### [Task to carry out]
Among the entries below, how many lines contain the string "icon"? Reply with that number alone.
++++++
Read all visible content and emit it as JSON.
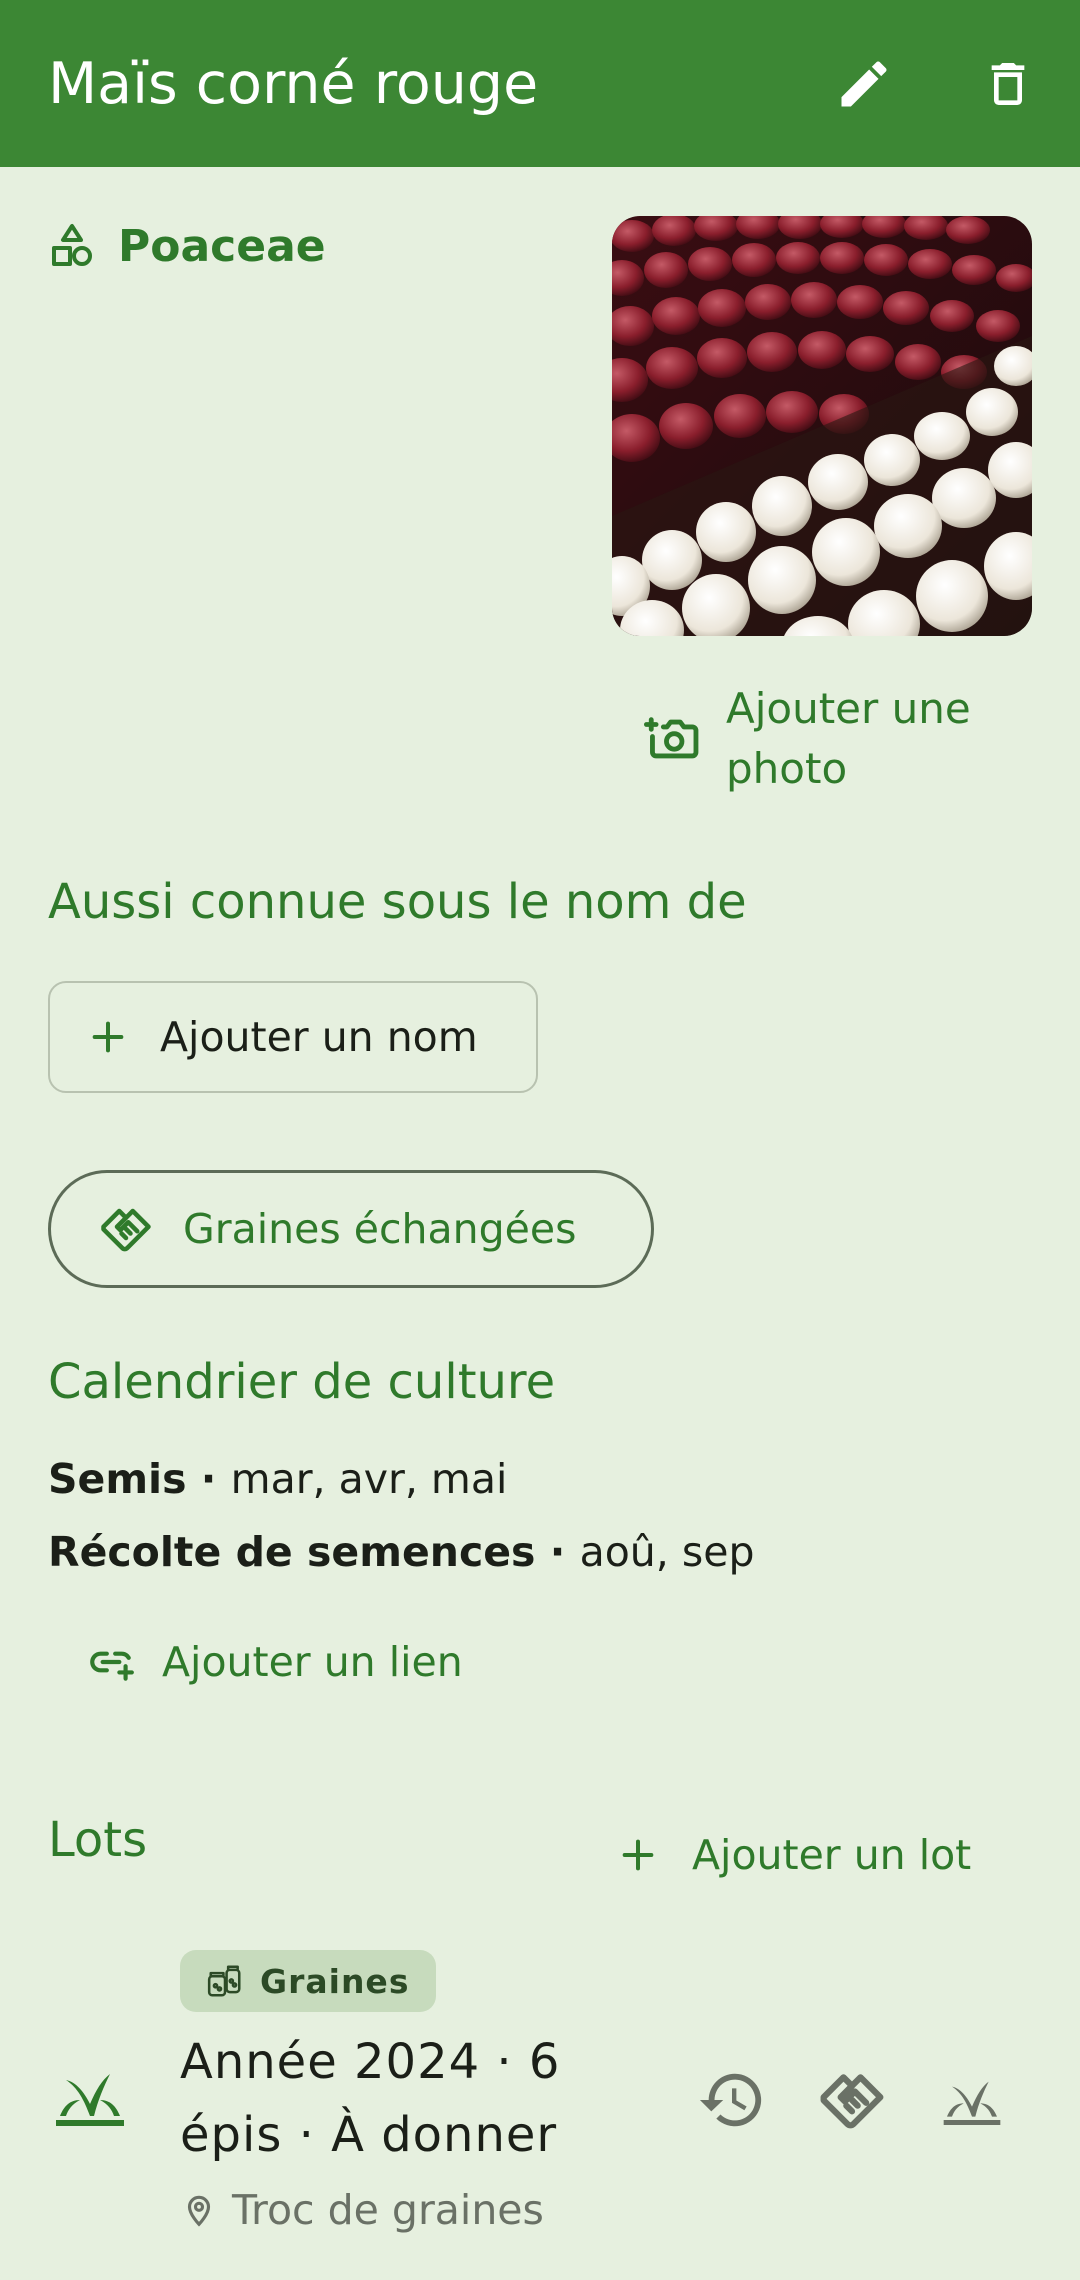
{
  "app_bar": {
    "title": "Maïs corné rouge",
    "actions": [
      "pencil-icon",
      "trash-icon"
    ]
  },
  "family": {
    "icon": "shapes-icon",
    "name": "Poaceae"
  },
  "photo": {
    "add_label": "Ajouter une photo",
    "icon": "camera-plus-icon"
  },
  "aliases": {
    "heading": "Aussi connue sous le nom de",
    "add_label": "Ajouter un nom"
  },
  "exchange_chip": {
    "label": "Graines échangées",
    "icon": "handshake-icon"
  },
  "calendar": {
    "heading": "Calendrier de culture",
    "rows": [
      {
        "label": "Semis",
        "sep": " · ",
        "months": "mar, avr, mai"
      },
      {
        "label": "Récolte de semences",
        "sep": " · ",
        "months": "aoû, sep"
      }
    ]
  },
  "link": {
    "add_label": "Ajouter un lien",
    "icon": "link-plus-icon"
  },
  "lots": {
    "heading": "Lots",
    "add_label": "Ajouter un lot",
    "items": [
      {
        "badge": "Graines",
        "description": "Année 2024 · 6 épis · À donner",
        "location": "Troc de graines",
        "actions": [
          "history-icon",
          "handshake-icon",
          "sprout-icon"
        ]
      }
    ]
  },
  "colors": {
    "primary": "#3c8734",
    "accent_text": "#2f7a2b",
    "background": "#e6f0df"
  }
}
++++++
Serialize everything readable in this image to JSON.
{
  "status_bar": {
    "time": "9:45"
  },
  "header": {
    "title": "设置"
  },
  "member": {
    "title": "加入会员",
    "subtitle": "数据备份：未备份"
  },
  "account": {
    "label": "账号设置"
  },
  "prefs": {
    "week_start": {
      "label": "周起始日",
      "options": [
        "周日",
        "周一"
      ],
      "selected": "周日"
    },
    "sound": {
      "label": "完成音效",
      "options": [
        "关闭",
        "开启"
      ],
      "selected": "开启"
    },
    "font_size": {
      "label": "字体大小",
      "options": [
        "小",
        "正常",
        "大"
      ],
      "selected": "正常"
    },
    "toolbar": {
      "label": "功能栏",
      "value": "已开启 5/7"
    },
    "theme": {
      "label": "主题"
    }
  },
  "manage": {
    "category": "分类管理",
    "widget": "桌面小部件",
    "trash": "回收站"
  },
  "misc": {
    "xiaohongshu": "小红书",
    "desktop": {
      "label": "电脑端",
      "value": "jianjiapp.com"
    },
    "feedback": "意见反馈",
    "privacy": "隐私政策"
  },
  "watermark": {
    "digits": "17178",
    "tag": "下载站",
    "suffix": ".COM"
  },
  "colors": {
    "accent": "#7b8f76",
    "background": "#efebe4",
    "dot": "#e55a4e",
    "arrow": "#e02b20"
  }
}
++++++
### [Written reply]
9